Mobilize the students. Some psychologists help students get organized and support their activism campaigns. Lisa Flores, PhD, who directs the counseling psychology program at the University of Missouri, backed students who protested racial injustice on their campus in 2015 by providing opportunities to share their concerns in small group forums and at larger town hall meetings.

Faculty can also urge their students to subscribe to APA’s Federal Action Network, and to take advantage of the advocacy tool kit of the American Psychological Association of Graduate Students at www.apa.org/apags/resources/advocacy.

7. Serve as an APA fellow

Dr. Amber A. Hewitt, recent APA FellowFor a direct hand in shaping national policy, apply for one of APA’s fellowships, which enable psychologists to work with Congress or in an executive branch agency. 

Through APA’s Congressional Fellowships, psychologists work with members of Congress or congressional committees.
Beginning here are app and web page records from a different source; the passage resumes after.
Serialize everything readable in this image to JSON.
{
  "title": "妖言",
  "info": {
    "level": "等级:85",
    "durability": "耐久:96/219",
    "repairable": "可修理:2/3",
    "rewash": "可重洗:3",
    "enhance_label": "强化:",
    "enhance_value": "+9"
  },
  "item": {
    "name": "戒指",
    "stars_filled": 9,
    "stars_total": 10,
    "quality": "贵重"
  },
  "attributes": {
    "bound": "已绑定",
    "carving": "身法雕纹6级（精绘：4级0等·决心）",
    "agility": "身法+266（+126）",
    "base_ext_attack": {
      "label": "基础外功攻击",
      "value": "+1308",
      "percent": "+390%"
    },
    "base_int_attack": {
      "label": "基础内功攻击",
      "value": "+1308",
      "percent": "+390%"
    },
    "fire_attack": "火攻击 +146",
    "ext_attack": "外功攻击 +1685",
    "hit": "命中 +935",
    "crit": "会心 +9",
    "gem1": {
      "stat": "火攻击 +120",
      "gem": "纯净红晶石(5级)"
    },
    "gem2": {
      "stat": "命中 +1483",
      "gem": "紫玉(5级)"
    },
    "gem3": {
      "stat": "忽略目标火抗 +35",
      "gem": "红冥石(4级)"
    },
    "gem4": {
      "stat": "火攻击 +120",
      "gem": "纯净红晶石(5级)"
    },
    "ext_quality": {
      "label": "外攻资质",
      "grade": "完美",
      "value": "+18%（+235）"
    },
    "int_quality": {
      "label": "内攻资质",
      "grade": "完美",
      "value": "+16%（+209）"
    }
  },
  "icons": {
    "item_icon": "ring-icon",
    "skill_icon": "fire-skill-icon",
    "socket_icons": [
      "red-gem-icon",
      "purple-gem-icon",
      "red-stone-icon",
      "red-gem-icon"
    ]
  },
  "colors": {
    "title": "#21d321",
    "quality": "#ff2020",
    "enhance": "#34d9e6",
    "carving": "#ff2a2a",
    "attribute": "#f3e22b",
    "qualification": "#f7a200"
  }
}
Specialty fellowships include the Catherine Acuff Fellowship for midcareer and senior psychologists; the William A. Bailey Health and Behavior Fellowship for psychologists with backgrounds in health disparities, HIV/AIDS or LGBT health; and the Jacquelin Goldman Congressional Fellowship, funded by the American Psychological Foundation and geared toward developmental or clinical psychologists who work with children.

In addition, APA’s Executive Branch Science Fellowships for psychological researchers offer opportunities to shape science policy in federal agencies.

For more information, visit www.apa.org/advocacy/index.aspx#fellowships.

8. Become a citizen psychologist

Become a citizen psychologistPsychologists, by nature, seek to serve the public good. That’s why so many volunteer for causes such as the American Red Cross, serve on school boards and local committees, and otherwise lend their expertise beyond their everyday careers. APA President Jessica Henderson Daniel, PhD—who dubs these psychologists “Citizen Psychologists”—has made it a presidential priority to quantify and honor such work and to develop training resources to help guide such efforts.

“My dream is that the APA Citizen Psychologist concept will be infused into the discipline through education at all levels—from high school to lifelong learning,” says Daniel. “It is important to me that this concept of service to the public good endures as an integral part of APA’s future.”

Through the project, Daniel will:

  • Gather data on the roles psychologists are engaged in as Citizen Psychologists and use that information to show how the field advances society beyond the confines of their offices. To take the survey, go to http://bit.ly/apapcsurvey.
  • Develop educational materials to help teach psychologists and psychology students across the life span about the ways they can serve as successful APA Citizen Psychologists.
  • Recognize Citizen Psychologist leaders through APA presidential citations.

For more information about the Citizen Psychologist initiative, go to www.apa.org/about/governance/citizen-­psychologist/default.aspx.